Organics still make up only a small part of the national food market (2.5 percent), but its sales grow 15 to 21 percent every year, compared with 2 to 4 percent for total food sales. The Associated Press reported in July that popularity of organics is growing so fast that the nation’s farms aren’t keeping up with demand, and organic manufacturers are looking outside the United States to meet their needs. When the makers of Clif Bar needed 85,000 pounds of organic almonds, for example, America didn’t have enough—instead, the company found the almonds in Spain. While some say, “Well, at least it’s organic,” others say organic isn’t enough when sustainability is the goal.
“I think there’s some developing concern about everything traveling thousands of miles to your plate, of being grown and made overseas—is that really sustainable?” says Lattin. “Can we keep doing that as oil prices go up and the world gets to be a more complicated place? Maybe we ought to develop sustaining ways of growing where we live.”

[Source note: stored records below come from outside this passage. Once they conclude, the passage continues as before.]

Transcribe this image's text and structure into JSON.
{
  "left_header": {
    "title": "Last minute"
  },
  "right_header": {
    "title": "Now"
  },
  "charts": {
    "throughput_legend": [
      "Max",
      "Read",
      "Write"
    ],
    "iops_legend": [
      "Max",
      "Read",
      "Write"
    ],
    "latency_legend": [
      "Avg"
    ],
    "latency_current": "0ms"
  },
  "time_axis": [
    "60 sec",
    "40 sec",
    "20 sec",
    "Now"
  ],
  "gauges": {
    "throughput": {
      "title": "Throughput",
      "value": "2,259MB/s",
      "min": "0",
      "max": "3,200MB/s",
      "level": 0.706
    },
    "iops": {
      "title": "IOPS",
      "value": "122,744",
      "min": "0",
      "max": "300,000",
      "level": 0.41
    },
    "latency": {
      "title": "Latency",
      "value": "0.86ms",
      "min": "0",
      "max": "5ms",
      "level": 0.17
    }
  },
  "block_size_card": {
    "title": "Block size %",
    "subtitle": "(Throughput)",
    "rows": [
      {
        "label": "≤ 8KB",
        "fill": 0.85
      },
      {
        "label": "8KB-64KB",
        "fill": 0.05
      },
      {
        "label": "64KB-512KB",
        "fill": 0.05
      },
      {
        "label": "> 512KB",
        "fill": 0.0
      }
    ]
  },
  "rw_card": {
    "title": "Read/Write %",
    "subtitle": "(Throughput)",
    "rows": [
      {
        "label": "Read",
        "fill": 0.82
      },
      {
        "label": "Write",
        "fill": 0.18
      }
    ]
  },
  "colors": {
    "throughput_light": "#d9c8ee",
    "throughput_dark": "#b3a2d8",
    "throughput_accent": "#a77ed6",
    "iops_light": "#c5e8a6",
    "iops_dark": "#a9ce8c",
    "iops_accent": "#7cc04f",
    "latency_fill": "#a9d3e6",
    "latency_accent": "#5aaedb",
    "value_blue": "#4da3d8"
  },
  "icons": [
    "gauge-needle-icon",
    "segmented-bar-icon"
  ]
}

In addition to Sod-Busters and Lattin Farms, Home Grown Nevada in Smith Valley and Sierra Valley Farms in Sierra Valley, Calif., contribute to the Great Basin Basket. CSA members have opportunities to buy free-range eggs, grass-fed beef, natural honeys, and other homemade specialties from the farms when they come to get their weekly bags.
The harvest tends to get a slow start. The pickin’s were so slim the first couple weeks that three of the 109 people signed up with the CSA quit because the pittance in their bag didn’t seem worth $20. The idea, however, is that as the growing season progresses, the bag gets heftier and more enticing, and by mid-season, it’s likely worth more than $20.
“This is community-supported agriculture,” says Hamilton. “It may not be the most ravishing radish or whatever, but it’s what our earth grows right here, and for better or worse, that’s what we have to offer from our land.”
The CSAs aren’t for everyone. “For the consumer interested in quality and supporting the local economy, in the long run, I think it is economical,” Lattin says. “On the other hand, if you’re just looking for cheap and inexpensive, a CSA is probably not where you’re going to find it.”
And just what does one do with a couple pounds of pickling cucumbers? A few recipes are usually thrown in each weekly “basket”—beets with orange vinaigrette and sweet and sour squash being recent examples— to help CSA members learn how to cook with local foods that may seem foreign after years of supermarket shopping. But seasonal eating can get old for some. One CSA member, picking up her weekly bag at the River School, complained of receiving two bags of lettuce and greens each week. “I’m so sick of salads,” she said.
But others, like Holly Hemming and Tom Dilts, think seasonal eating has made them better, more creative cooks. Hemming says joining a CSA was one of her “top priorities” when the couple moved to Reno this past fall from Fairbanks, Alaska.
“I think you lose something when you go to the store,” she says. “I always loved cooking, but when you go to the grocery store and buy the same stuff every time, you get stuck in a rut.”
Hemming says she doesn’t get bored with the CSA’s selection, and the couple splits their share with a friend to cut down on costs and not waste food. “It’s so good and so fresh, you hardly have to do anything to it.” She looks at the zucchini in her hand and says, “Like this, you just add a little oregano and olive oil, and it’s delicious.”
With people like these behind them, CSAs, which first came to the United States from Europe and Japan in the late 1980s, have grown to at least 1,300 nationwide, with estimates as high as 3,000.
“If we’re going to create a local market, and we’re going to leave our money here, and we’re going to support more farms and not agro business, it’s important for the farmers to know we’re here and we’re ready to support them,” says Hamilton. “It’s a win-win situation of creating community with our food.”